Dataset entries
-------------------------
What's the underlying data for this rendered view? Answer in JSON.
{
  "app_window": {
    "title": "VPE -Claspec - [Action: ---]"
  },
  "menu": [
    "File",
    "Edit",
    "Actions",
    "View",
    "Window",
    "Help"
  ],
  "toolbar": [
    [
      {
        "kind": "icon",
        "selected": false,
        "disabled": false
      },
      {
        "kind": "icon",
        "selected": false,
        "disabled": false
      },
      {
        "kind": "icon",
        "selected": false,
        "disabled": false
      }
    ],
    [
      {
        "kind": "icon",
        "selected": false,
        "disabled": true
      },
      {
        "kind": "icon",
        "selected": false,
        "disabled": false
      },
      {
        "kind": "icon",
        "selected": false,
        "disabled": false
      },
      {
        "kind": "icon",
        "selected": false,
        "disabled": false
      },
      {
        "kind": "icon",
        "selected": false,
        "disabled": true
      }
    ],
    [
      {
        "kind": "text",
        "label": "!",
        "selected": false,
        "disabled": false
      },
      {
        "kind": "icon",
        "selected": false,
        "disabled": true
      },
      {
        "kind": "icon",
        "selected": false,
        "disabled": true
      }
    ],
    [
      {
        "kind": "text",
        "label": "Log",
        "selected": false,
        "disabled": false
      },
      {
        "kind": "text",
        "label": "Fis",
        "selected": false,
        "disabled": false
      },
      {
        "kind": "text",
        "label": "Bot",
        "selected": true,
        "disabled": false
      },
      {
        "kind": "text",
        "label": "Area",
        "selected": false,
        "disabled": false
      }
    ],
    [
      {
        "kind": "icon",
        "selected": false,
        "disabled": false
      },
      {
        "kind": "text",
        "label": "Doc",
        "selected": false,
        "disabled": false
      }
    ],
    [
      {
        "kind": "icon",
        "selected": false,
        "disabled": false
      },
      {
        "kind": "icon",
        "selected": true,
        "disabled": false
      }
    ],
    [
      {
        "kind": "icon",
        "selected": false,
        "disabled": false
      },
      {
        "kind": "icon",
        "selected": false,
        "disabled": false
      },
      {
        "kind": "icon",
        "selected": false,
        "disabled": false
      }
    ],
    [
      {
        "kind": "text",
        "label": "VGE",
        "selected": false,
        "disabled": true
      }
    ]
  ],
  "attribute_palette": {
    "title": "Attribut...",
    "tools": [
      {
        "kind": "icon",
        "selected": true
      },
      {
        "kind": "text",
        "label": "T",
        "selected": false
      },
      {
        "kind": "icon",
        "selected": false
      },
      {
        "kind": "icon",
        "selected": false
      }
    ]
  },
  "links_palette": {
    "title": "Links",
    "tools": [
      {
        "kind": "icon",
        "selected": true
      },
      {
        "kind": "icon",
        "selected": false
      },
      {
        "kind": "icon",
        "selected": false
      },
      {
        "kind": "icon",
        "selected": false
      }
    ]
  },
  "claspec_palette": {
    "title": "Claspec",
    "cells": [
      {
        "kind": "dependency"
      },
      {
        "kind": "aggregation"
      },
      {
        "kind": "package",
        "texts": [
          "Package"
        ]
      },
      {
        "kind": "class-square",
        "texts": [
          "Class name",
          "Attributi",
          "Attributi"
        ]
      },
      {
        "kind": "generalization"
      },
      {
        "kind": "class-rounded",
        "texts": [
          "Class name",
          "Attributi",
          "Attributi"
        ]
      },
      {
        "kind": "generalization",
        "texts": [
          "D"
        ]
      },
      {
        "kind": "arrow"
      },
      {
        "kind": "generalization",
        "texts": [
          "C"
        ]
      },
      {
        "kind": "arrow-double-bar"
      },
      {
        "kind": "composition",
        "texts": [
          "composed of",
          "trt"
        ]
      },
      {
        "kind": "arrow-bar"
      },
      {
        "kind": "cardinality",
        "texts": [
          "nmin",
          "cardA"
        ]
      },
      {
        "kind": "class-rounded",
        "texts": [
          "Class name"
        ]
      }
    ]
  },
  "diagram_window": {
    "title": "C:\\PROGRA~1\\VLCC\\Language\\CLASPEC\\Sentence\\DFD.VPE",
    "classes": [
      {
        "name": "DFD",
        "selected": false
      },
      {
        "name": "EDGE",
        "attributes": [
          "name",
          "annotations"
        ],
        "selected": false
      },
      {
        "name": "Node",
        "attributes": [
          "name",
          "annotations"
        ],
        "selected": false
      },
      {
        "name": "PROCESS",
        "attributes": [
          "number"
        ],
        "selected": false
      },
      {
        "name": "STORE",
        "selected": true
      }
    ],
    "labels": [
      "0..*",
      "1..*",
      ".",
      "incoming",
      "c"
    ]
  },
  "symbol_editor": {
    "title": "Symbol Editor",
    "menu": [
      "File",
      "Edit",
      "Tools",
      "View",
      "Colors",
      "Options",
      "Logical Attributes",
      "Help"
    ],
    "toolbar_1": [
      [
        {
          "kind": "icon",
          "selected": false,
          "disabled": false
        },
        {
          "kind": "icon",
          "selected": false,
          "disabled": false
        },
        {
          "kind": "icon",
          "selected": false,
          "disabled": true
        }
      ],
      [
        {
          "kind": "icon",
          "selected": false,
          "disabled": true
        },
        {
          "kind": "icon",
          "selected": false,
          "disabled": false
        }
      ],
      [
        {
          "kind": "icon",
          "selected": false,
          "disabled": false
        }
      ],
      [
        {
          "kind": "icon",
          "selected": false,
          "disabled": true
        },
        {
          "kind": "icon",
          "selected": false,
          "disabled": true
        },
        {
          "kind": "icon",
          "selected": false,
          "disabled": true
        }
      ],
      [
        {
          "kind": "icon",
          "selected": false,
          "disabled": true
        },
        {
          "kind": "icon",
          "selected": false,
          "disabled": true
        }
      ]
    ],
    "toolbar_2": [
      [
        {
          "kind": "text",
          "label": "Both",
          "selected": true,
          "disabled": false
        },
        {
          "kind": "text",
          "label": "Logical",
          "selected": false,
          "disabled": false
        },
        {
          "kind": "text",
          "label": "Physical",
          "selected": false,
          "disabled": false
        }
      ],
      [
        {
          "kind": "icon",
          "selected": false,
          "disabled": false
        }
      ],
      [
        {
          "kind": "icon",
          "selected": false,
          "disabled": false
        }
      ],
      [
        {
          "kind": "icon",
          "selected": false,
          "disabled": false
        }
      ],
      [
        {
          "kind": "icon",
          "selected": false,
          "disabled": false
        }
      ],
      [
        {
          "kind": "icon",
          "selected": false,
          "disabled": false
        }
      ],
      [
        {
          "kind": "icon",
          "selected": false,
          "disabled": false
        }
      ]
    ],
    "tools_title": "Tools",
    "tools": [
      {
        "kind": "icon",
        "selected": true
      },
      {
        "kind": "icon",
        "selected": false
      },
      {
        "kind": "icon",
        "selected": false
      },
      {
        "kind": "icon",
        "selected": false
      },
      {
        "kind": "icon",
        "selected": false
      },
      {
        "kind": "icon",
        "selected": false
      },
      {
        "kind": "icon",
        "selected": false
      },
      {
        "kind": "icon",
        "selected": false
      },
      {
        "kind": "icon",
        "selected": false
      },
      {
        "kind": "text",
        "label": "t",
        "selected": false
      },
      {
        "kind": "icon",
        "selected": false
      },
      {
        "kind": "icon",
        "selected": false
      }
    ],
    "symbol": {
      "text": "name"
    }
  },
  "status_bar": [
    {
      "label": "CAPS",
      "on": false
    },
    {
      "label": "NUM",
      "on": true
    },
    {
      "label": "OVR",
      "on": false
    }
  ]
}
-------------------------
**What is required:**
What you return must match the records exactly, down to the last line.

**Response area:**
What's the underlying data for this rendered view? Answer in JSON.
{
  "app_window": {
    "title": "VPE -Claspec - [Action: ---]"
  },
  "menu": [
    "File",
    "Edit",
    "Actions",
    "View",
    "Window",
    "Help"
  ],
  "toolbar": [
    [
      {
        "kind": "icon",
        "selected": false,
        "disabled": false
      },
      {
        "kind": "icon",
        "selected": false,
        "disabled": false
      },
      {
        "kind": "icon",
        "selected": false,
        "disabled": false
      }
    ],
    [
      {
        "kind": "icon",
        "selected": false,
        "disabled": true
      },
      {
        "kind": "icon",
        "selected": false,
        "disabled": false
      },
      {
        "kind": "icon",
        "selected": false,
        "disabled": false
      },
      {
        "kind": "icon",
        "selected": false,
        "disabled": false
      },
      {
        "kind": "icon",
        "selected": false,
        "disabled": true
      }
    ],
    [
      {
        "kind": "text",
        "label": "!",
        "selected": false,
        "disabled": false
      },
      {
        "kind": "icon",
        "selected": false,
        "disabled": true
      },
      {
        "kind": "icon",
        "selected": false,
        "disabled": true
      }
    ],
    [
      {
        "kind": "text",
        "label": "Log",
        "selected": false,
        "disabled": false
      },
      {
        "kind": "text",
        "label": "Fis",
        "selected": false,
        "disabled": false
      },
      {
        "kind": "text",
        "label": "Bot",
        "selected": true,
        "disabled": false
      },
      {
        "kind": "text",
        "label": "Area",
        "selected": false,
        "disabled": false
      }
    ],
    [
      {
        "kind": "icon",
        "selected": false,
        "disabled": false
      },
      {
        "kind": "text",
        "label": "Doc",
        "selected": false,
        "disabled": false
      }
    ],
    [
      {
        "kind": "icon",
        "selected": false,
        "disabled": false
      },
      {
        "kind": "icon",
        "selected": true,
        "disabled": false
      }
    ],
    [
      {
        "kind": "icon",
        "selected": false,
        "disabled": false
      },
      {
        "kind": "icon",
        "selected": false,
        "disabled": false
      },
      {
        "kind": "icon",
        "selected": false,
        "disabled": false
      }
    ],
    [
      {
        "kind": "text",
        "label": "VGE",
        "selected": false,
        "disabled": true
      }
    ]
  ],
  "attribute_palette": {
    "title": "Attribut...",
    "tools": [
      {
        "kind": "icon",
        "selected": true
      },
      {
        "kind": "text",
        "label": "T",
        "selected": false
      },
      {
        "kind": "icon",
        "selected": false
      },
      {
        "kind": "icon",
        "selected": false
      }
    ]
  },
  "links_palette": {
    "title": "Links",
    "tools": [
      {
        "kind": "icon",
        "selected": true
      },
      {
        "kind": "icon",
        "selected": false
      },
      {
        "kind": "icon",
        "selected": false
      },
      {
        "kind": "icon",
        "selected": false
      }
    ]
  },
  "claspec_palette": {
    "title": "Claspec",
    "cells": [
      {
        "kind": "dependency"
      },
      {
        "kind": "aggregation"
      },
      {
        "kind": "package",
        "texts": [
          "Package"
        ]
      },
      {
        "kind": "class-square",
        "texts": [
          "Class name",
          "Attributi",
          "Attributi"
        ]
      },
      {
        "kind": "generalization"
      },
      {
        "kind": "class-rounded",
        "texts": [
          "Class name",
          "Attributi",
          "Attributi"
        ]
      },
      {
        "kind": "generalization",
        "texts": [
          "D"
        ]
      },
      {
        "kind": "arrow"
      },
      {
        "kind": "generalization",
        "texts": [
          "C"
        ]
      },
      {
        "kind": "arrow-double-bar"
      },
      {
        "kind": "composition",
        "texts": [
          "composed of",
          "trt"
        ]
      },
      {
        "kind": "arrow-bar"
      },
      {
        "kind": "cardinality",
        "texts": [
          "nmin",
          "cardA"
        ]
      },
      {
        "kind": "class-rounded",
        "texts": [
          "Class name"
        ]
      }
    ]
  },
  "diagram_window": {
    "title": "C:\\PROGRA~1\\VLCC\\Language\\CLASPEC\\Sentence\\DFD.VPE",
    "classes": [
      {
        "name": "DFD",
        "selected": false
      },
      {
        "name": "EDGE",
        "attributes": [
          "name",
          "annotations"
        ],
        "selected": false
      },
      {
        "name": "Node",
        "attributes": [
          "name",
          "annotations"
        ],
        "selected": false
      },
      {
        "name": "PROCESS",
        "attributes": [
          "number"
        ],
        "selected": false
      },
      {
        "name": "STORE",
        "selected": true
      }
    ],
    "labels": [
      "0..*",
      "1..*",
      ".",
      "incoming",
      "c"
    ]
  },
  "symbol_editor": {
    "title": "Symbol Editor",
    "menu": [
      "File",
      "Edit",
      "Tools",
      "View",
      "Colors",
      "Options",
      "Logical Attributes",
      "Help"
    ],
    "toolbar_1": [
      [
        {
          "kind": "icon",
          "selected": false,
          "disabled": false
        },
        {
          "kind": "icon",
          "selected": false,
          "disabled": false
        },
        {
          "kind": "icon",
          "selected": false,
          "disabled": true
        }
      ],
      [
        {
          "kind": "icon",
          "selected": false,
          "disabled": true
        },
        {
          "kind": "icon",
          "selected": false,
          "disabled": false
        }
      ],
      [
        {
          "kind": "icon",
          "selected": false,
          "disabled": false
        }
      ],
      [
        {
          "kind": "icon",
          "selected": false,
          "disabled": true
        },
        {
          "kind": "icon",
          "selected": false,
          "disabled": true
        },
        {
          "kind": "icon",
          "selected": false,
          "disabled": true
        }
      ],
      [
        {
          "kind": "icon",
          "selected": false,
          "disabled": true
        },
        {
          "kind": "icon",
          "selected": false,
          "disabled": true
        }
      ]
    ],
    "toolbar_2": [
      [
        {
          "kind": "text",
          "label": "Both",
          "selected": true,
          "disabled": false
        },
        {
          "kind": "text",
          "label": "Logical",
          "selected": false,
          "disabled": false
        },
        {
          "kind": "text",
          "label": "Physical",
          "selected": false,
          "disabled": false
        }
      ],
      [
        {
          "kind": "icon",
          "selected": false,
          "disabled": false
        }
      ],
      [
        {
          "kind": "icon",
          "selected": false,
          "disabled": false
        }
      ],
      [
        {
          "kind": "icon",
          "selected": false,
          "disabled": false
        }
      ],
      [
        {
          "kind": "icon",
          "selected": false,
          "disabled": false
        }
      ],
      [
        {
          "kind": "icon",
          "selected": false,
          "disabled": false
        }
      ],
      [
        {
          "kind": "icon",
          "selected": false,
          "disabled": false
        }
      ]
    ],
    "tools_title": "Tools",
    "tools": [
      {
        "kind": "icon",
        "selected": true
      },
      {
        "kind": "icon",
        "selected": false
      },
      {
        "kind": "icon",
        "selected": false
      },
      {
        "kind": "icon",
        "selected": false
      },
      {
        "kind": "icon",
        "selected": false
      },
      {
        "kind": "icon",
        "selected": false
      },
      {
        "kind": "icon",
        "selected": false
      },
      {
        "kind": "icon",
        "selected": false
      },
      {
        "kind": "icon",
        "selected": false
      },
      {
        "kind": "text",
        "label": "t",
        "selected": false
      },
      {
        "kind": "icon",
        "selected": false
      },
      {
        "kind": "icon",
        "selected": false
      }
    ],
    "symbol": {
      "text": "name"
    }
  },
  "status_bar": [
    {
      "label": "CAPS",
      "on": false
    },
    {
      "label": "NUM",
      "on": true
    },
    {
      "label": "OVR",
      "on": false
    }
  ]
}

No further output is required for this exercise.